I've heard some rumors about goings on at the Bureau of Automotive Repair (BAR). But first a caveat - I was employed by the BAR and the Department of Consumer Affairs. I also sat on the Inspection and Maintenance Review Committee for almost 9 years.
One rumor involves the STAR Certification program. This is how the BAR describes the program: “STAR stations are Smog Check stations that meet higher performance standards established by the Bureau of Automotive Repair. Some STAR stations are licensed to perform only tests, while others are licensed to perform both tests and repairs. The station is required to post a sign on the services it performs. State law requires that a percentage of vehicles have their Smog Check Inspections performed at a STAR station.” It has been controversial since its start.
Sounds like a good idea right? In principle maybe but in action it is very different. There have been many complaints about the system. Here's an example: A technician did not have his license posted as required by law. A BAR employee deletes the technician from the smog machine (in the "old days" we would have given the technician say 24 hours to post his license). A few days later the technician posted his license and was re-installed into the smog machine. Fine right? No; now the station is no longer STAR Certified because the technician is new and no longer has a history for the STAR program to analyze. Dumb; same technician as before and his history should be continued. But the STAR program doesn't recognize this.

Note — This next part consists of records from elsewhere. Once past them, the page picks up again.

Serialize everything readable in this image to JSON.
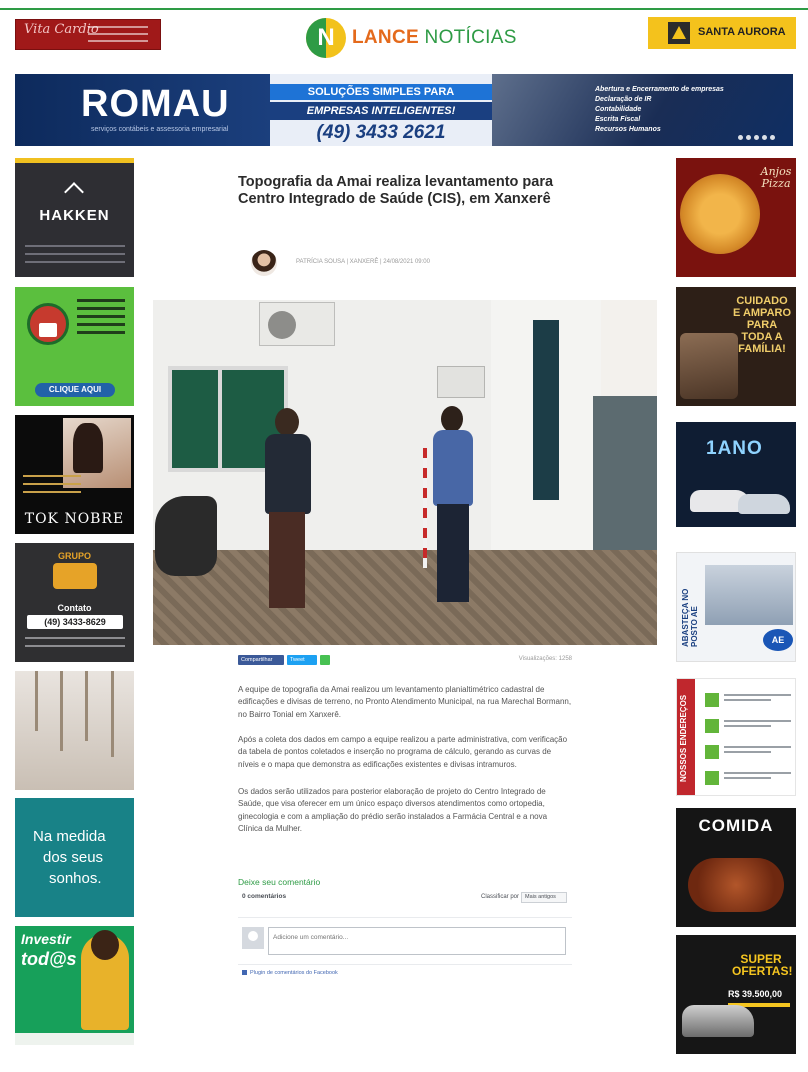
{
  "header": {
    "logo_text_1": "LANCE",
    "logo_text_2": "NOTÍCIAS",
    "logo_letter": "N",
    "ad_left_brand": "Vita Cardio",
    "ad_right_brand": "SANTA AURORA"
  },
  "banner": {
    "brand": "ROMAU",
    "brand_sub": "serviços contábeis e assessoria empresarial",
    "headline_1": "SOLUÇÕES SIMPLES PARA",
    "headline_2": "EMPRESAS INTELIGENTES!",
    "phone": "(49) 3433 2621",
    "services": [
      "Abertura e Encerramento de empresas",
      "Declaração de IR",
      "Contabilidade",
      "Escrita Fiscal",
      "Recursos Humanos"
    ]
  },
  "left_ads": {
    "hakken": "HAKKEN",
    "green_button": "CLIQUE AQUI",
    "tok_brand": "TOK NOBRE",
    "m1_group": "GRUPO",
    "m1_contact": "Contato",
    "m1_phone": "(49) 3433-8629",
    "teal_line1": "Na medida",
    "teal_line2": "dos seus",
    "teal_line3": "sonhos.",
    "investir_1": "Investir",
    "investir_2": "tod@s"
  },
  "right_ads": {
    "pizza_brand": "Anjos Pizza",
    "familia": "CUIDADO E AMPARO PARA TODA A FAMÍLIA!",
    "car_ano": "1ANO",
    "posto_text": "ABASTEÇA NO POSTO AE",
    "posto_badge": "AE",
    "enderecos_title": "NOSSOS ENDEREÇOS",
    "comida": "COMIDA",
    "oferta_1": "SUPER",
    "oferta_2": "OFERTAS!",
    "oferta_price": "R$ 39.500,00"
  },
  "article": {
    "title": "Topografia da Amai realiza levantamento para Centro Integrado de Saúde (CIS), em Xanxerê",
    "author_line": "PATRÍCIA SOUSA | XANXERÊ | 24/08/2021 09:00",
    "share_fb": "Compartilhar",
    "share_tw": "Tweet",
    "views": "Visualizações: 1258",
    "paragraphs": [
      "A equipe de topografia da Amai realizou um levantamento planialtimétrico cadastral de edificações e divisas de terreno, no Pronto Atendimento Municipal, na rua Marechal Bormann, no Bairro Tonial em Xanxerê.",
      "Após a coleta dos dados em campo a equipe realizou a parte administrativa, com verificação da tabela de pontos coletados e inserção no programa de cálculo, gerando as curvas de níveis e o mapa que demonstra as edificações existentes e divisas intramuros.",
      "Os dados serão utilizados para posterior elaboração de projeto do Centro Integrado de Saúde, que visa oferecer em um único espaço diversos atendimentos como ortopedia, ginecologia e com a ampliação do prédio serão instalados a Farmácia Central e a nova Clínica da Mulher."
    ]
  },
  "comments": {
    "title": "Deixe seu comentário",
    "count": "0 comentários",
    "sort_label": "Classificar por",
    "sort_value": "Mais antigos",
    "placeholder": "Adicione um comentário...",
    "plugin": "Plugin de comentários do Facebook"
  },
  "colors": {
    "brand_green": "#2e9b45",
    "brand_orange": "#e46a1c",
    "facebook_blue": "#3b5998"
  }
}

This should be easy to correct but evidently it is not. The smog station must file a formal appeal, an appeal that will go before an Administrative Law Judge. Now here is where it gets strange, at least according to my sources who tell me the Attorney General's Office will not take the cases to hearing because they do not believe the BAR's STAR program is defensible. For almost two years the appeals have been building up but never going forward. My sources state that there are about 300 appeals sitting and waiting to be heard.

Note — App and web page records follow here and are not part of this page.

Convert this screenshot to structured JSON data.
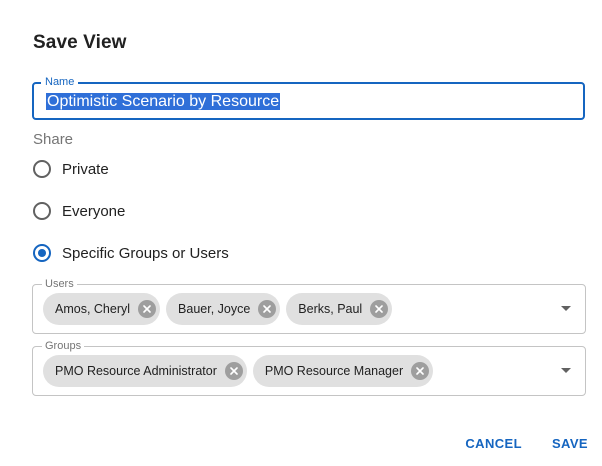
{
  "dialog": {
    "title": "Save View"
  },
  "name_field": {
    "legend": "Name",
    "value": "Optimistic Scenario by Resource"
  },
  "share": {
    "label": "Share",
    "options": [
      {
        "label": "Private",
        "checked": false
      },
      {
        "label": "Everyone",
        "checked": false
      },
      {
        "label": "Specific Groups or Users",
        "checked": true
      }
    ]
  },
  "users_field": {
    "legend": "Users",
    "chips": [
      "Amos, Cheryl",
      "Bauer, Joyce",
      "Berks, Paul"
    ]
  },
  "groups_field": {
    "legend": "Groups",
    "chips": [
      "PMO Resource Administrator",
      "PMO Resource Manager"
    ]
  },
  "actions": {
    "cancel_label": "CANCEL",
    "save_label": "SAVE"
  },
  "colors": {
    "accent": "#1565c0",
    "chip_bg": "#e0e0e0",
    "chip_remove": "#9e9e9e"
  },
  "icons": {
    "chip_remove": "cancel-circle-icon",
    "dropdown": "arrow-drop-down-icon"
  }
}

So what is the BAR going to do? Logically if your attorney, and the AG's Office is the BAR's attorney, doesn't think you have a defensible position shouldn't you drop all the cases and reinstate the Smog Stations' certifications? Not the BAR. My sources said that a limited-term Air Quality Representative has been hired specifically to defend the Star Program. Seems to me that if the AG's office cannot understand the program well enough to defend it then maybe - just maybe - the program is the problem. But that's just me.
On another front I heard that a former BAR employee, Albert Flores, Jr., won a lawsuit against the BAR for over $1.5 million. I hope to have more on this soon but for now here is a synopsis from the law firm that handled the case, Nearsham & Kramer LLP: "On August 28, 2014, following a 3 ½ week trial, a Sacramento Jury awarded NKLLP client Albert Flores, Jr. $1.565 Million in damages against his former employer, the California Dept. of Consumer Affairs Bureau of Automotive Repair. Mr. Flores was awarded damages for Disability Discrimination, Failure to Provide a Reasonable Accommodation and Failure to Prevent Discrimination."
I have to wonder what happened to the BAR employees (managers) who treated Mr. Flores so badly? But if the BAR follows past patterns absolutely nothing was done to punish them. Heck, maybe they were even promoted.
... and should not survive the scrutiny of an unbiased and reasonably intelligent person. I have joined a group of misfits over at ...
... where we have gathered to discuss various smog technician issues, including our almost universal dismay over the "condemn at a distance" policies of the STAR program. Feel free to drop by and comment. You don't even have to join to participate.
Michael T. Barry